The baccalaureate, an exam that marks the end of 12 years of schooling for French students, is set to reveal results to over 615,000 individuals on Friday. The exam was created by Napoleon in 1808 and was at first only available to 31 students in its first year, however, it has since been given to the masses and sixty-four percent of all 18-year-olds have a "bac" in the pocket, the highest proportion to date. The French education secretary, Xavier Darcos, even went so far as to say that the baccalaureate was "one of the bedrocks on which the [French] republic is based" when he wished good luck to the current year’s nervous "bacheliers." The baccalaureate is viewed by many in Britain as a possible model to follow as they believe that pupils’ opportunities for life after school are limited by the specialization of A-levels. In France, on the other hand, many people describe it as archaic. The politicians are pushing for reform and the French president, Nicolas Sarkozy, has announced a reform of the baccalaureate when he introduces the wide-ranging changes to upper-secondary schools by 2012. It remains as yet unclear just what changes will be made, however, the country’s education secretary has said that he would like to create a more open system in which pupils have more freedom to pick and choose from different subjects.
However, the current administration seems to have no intention of getting rid of this quintessentially French establishment. Darcos has made it clear that this is not even up for discussion.

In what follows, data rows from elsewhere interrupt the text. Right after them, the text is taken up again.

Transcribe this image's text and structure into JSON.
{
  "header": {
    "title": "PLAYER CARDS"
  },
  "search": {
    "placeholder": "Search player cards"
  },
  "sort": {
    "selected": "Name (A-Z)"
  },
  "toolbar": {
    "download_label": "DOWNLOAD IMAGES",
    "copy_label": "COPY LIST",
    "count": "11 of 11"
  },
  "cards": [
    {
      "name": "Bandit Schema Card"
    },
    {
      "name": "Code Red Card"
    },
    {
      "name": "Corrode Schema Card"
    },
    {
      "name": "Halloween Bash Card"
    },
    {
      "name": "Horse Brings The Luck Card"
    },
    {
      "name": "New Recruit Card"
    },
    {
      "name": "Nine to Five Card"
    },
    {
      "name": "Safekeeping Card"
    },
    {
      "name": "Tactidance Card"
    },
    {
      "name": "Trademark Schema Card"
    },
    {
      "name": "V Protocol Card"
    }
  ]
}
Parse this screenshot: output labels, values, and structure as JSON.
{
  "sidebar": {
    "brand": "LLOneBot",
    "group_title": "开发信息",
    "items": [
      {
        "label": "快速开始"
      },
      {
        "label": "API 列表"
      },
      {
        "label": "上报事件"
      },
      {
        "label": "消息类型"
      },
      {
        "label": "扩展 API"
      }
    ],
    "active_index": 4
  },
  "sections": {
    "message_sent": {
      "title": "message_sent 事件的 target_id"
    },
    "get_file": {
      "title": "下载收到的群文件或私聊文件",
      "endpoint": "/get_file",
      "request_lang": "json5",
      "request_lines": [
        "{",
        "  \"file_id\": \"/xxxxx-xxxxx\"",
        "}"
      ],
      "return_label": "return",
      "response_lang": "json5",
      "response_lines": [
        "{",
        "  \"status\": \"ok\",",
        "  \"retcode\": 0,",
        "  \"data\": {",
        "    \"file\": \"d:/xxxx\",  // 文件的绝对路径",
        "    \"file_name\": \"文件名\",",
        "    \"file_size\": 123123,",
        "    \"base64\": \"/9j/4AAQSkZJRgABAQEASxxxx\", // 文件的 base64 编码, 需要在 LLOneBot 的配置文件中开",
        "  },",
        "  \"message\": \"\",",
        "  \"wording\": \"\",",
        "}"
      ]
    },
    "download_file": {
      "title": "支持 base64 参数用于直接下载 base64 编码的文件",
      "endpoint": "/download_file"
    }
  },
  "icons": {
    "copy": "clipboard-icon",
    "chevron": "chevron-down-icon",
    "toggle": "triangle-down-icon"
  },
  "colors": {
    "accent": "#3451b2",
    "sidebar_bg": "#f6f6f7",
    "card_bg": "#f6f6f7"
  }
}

Hence, despite the challenges that lay ahead, it seems Napoleon’s legacy has a long way to go before facing total defeat.